## Assignment
How many lines in the listing include the string "call"? Reply with the number alone.

## Input material
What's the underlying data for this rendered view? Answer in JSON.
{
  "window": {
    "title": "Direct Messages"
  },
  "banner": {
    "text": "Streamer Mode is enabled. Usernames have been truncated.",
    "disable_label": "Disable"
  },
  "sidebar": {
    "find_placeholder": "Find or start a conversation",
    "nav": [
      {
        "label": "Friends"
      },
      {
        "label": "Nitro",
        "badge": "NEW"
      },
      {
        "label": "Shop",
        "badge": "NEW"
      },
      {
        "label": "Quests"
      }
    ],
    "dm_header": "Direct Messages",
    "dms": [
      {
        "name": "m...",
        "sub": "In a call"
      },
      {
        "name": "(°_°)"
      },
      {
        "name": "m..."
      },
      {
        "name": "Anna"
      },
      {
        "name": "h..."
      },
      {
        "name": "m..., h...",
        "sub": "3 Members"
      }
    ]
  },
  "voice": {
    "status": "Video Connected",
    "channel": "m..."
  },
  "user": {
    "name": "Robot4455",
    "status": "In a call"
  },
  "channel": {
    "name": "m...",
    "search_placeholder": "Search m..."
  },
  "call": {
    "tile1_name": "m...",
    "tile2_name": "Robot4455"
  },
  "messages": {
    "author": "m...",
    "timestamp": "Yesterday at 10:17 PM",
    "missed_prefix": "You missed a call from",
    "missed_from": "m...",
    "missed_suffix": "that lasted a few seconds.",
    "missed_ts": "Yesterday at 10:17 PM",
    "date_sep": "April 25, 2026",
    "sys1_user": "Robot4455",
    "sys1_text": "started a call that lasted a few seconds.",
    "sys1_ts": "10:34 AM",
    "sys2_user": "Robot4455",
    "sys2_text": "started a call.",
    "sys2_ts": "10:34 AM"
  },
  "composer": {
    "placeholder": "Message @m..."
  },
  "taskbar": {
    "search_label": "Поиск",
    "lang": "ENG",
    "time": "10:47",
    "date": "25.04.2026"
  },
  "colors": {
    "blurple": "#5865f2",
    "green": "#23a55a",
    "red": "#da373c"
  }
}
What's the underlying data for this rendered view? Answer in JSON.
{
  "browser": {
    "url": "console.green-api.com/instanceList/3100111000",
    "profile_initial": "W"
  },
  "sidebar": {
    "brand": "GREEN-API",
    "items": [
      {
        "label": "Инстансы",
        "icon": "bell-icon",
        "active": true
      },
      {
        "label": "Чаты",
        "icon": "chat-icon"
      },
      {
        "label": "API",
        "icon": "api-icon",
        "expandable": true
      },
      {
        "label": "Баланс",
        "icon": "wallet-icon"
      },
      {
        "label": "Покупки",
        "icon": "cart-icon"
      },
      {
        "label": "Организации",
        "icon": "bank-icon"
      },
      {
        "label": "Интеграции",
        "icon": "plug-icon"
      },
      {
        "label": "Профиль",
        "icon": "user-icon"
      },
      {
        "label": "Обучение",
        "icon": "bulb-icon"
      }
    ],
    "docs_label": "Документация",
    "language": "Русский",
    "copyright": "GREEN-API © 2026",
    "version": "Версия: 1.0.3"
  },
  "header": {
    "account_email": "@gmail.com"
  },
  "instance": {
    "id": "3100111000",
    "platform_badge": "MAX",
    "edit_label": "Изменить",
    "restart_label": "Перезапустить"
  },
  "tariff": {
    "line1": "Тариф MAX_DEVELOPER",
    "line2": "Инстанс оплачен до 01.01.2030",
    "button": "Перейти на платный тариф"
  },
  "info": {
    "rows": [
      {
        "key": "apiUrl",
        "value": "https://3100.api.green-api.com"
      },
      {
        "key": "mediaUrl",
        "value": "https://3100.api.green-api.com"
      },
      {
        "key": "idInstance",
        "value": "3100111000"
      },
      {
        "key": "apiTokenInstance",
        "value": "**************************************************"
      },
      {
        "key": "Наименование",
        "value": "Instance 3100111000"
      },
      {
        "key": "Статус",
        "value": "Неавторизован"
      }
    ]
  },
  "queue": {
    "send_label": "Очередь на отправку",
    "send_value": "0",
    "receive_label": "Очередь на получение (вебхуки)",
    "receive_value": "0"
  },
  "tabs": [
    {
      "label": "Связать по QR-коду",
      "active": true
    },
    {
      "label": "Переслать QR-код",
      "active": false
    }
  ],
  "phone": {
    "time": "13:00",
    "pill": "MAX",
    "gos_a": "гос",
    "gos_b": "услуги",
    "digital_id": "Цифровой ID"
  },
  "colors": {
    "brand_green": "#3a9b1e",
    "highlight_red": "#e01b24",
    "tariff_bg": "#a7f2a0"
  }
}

## Response
6